After adjusting for factors such as age and smoking, the researchers discovered that people with low scores for mindfulness (below four on a 15-point scale) were 34 percent more likely to be obese than people who notched a score of six. Also, people with lower mindfulness scores had an average of a little over a pound of belly fat than people with higher scores.
While the study’s results are encouraging, researchers cautioned that their work does not prove that heightened mindfulness triggers weight loss.
2. Stress relief.
A study conducted by Carnegie Mellon University in Pittsburgh indicated that mindfulness meditation can alleviate psychological stress.
In the study, published in 2014 in the journal Psychoneuroendocrinology, 66 healthy people age 18 to 30 participated in a three-day experiment. One group of participants completed 25-minute mindfulness meditation sessions over three consecutive days, including breathing exercises. A second group of participants went through a three-day program in which they analyzed poetry as a way to hone their problem-solving skills.
Afterward, all of the participants had to complete stressful math and science tasks before a panel of evaluators. Those who’d undergone the meditation training reported reduced levels of stress and exhibited lower levels of stress hormones compared with their counterparts.

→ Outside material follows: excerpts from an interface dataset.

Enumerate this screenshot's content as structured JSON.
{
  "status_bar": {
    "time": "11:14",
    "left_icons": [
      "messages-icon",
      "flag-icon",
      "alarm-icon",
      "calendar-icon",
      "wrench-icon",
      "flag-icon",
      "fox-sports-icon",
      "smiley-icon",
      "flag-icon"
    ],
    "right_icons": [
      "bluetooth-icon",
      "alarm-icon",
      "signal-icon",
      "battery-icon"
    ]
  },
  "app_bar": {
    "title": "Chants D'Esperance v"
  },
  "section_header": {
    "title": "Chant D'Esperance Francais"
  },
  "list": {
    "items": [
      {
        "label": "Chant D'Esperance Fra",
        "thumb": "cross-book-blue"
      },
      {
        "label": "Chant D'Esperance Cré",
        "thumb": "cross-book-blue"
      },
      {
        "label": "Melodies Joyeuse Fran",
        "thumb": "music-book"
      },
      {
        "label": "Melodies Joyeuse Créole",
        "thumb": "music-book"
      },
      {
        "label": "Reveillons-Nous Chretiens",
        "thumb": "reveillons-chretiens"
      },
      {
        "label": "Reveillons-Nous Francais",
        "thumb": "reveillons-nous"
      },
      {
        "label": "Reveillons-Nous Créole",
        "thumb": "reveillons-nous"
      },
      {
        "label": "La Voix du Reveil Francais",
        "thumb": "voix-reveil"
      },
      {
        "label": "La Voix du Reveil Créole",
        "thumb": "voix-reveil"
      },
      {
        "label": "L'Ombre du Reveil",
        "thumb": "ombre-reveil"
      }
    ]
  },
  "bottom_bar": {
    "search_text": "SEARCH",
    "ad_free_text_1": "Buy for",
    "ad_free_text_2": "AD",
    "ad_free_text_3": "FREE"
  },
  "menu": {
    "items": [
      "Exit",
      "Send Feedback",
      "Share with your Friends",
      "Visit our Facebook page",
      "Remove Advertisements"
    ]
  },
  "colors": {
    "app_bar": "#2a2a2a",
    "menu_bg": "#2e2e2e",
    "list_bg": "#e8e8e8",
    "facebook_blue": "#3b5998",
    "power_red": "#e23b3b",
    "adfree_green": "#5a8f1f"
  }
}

3. Prevention or reduction of cravings.
A study released in 2018 suggested that mindfulness strategies might help prevent or reduce cravings for food and drugs. Researchers at City University of London published their findings in Clinical Psychology Review.
The researchers’ examination of 30 studies found that mindfulness strategies might combat cravings by occupying a part of our short-term memory that’s connected to cravings.

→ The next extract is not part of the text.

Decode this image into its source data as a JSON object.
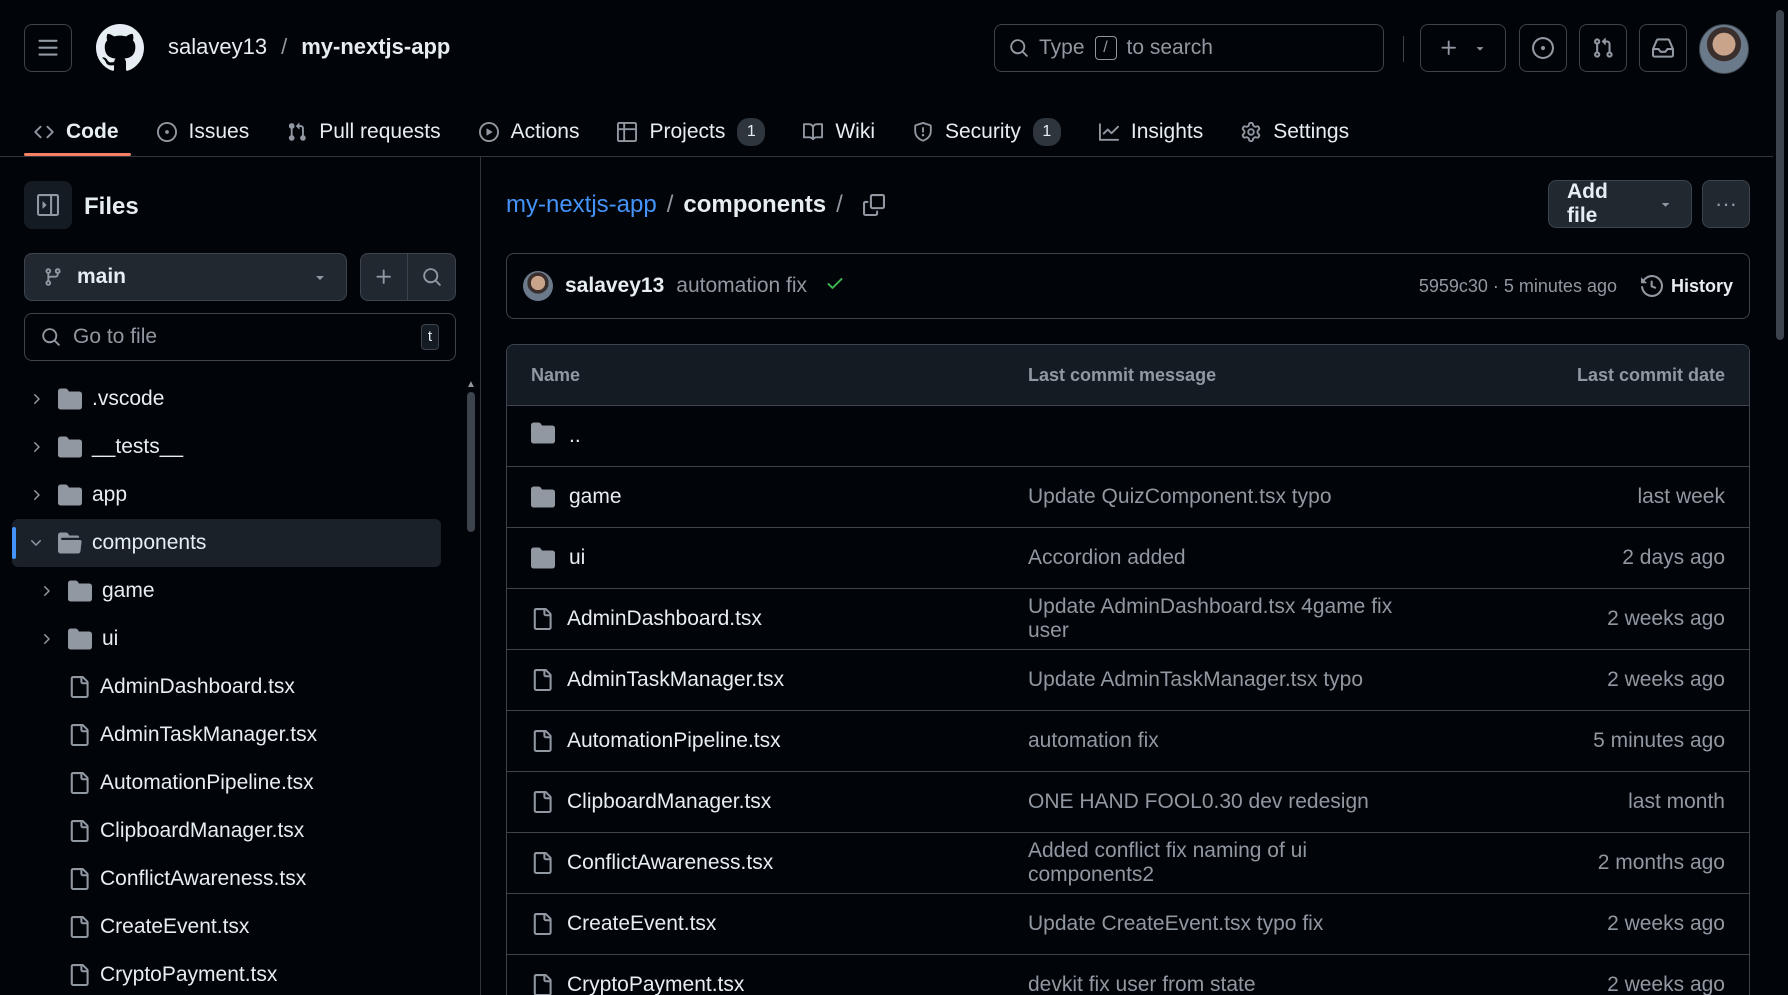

“Whether mindfulness strategies are more effective than alternative strategies, such as engaging in visual imagery, has yet to be established,” Katy Tapper, author of the review and a senior psychology lecturer at City University of London, says in a news release. “However, there is also some evidence to suggest that engaging in [a] regular mindfulness practice may reduce the extent to which people feel the need to react to their cravings, though further research is needed to confirm such an effect.”
4. Treatment of depression and anxiety.
In a study published in 2014, Swedish researchers determined that group mindfulness treatment is as effective as individual cognitive behavioral therapy (CBT) — a common type of psychotherapy — in helping patients with depression and anxiety.
Researchers from Lund University and the Region Skåne county council conducted the study at 16 primary care centers in southern Sweden. Each center had two specially trained mindfulness instructors.
Over an eight-week period in 2012, a total of 215 patients went through group mindfulness treatment or regular treatment (mostly individual CBT, also known as talk therapy). Patients in both groups reported an almost identical decrease in depression and anxiety.
“This means that group mindfulness treatment should be considered as an alternative to individual psychotherapy, especially at primary health care centers that can’t offer everyone individual therapy,” Jan Sundquist, a professor of family medicine at Lund who led the study, says in a news release.
Similarly, a study published in 2018 in the American Academy of Family Physician’s Annals of Family Medicine concluded that mindfulness meditation training reduced the occurrence of major depression and improved depression symptoms among primary care patients.
Comparing a group of adults with depression who participated in weekly two-hour mindfulness training sessions for eight consecutive weeks with a group of adults with depression who had no psychological intervention, those in the mindfulness cluster displayed a significant decrease in major depression and a smaller decrease in depression symptoms.
Based on those findings, the researchers determined that mindfulness training is “a feasible method” of preventing major depression.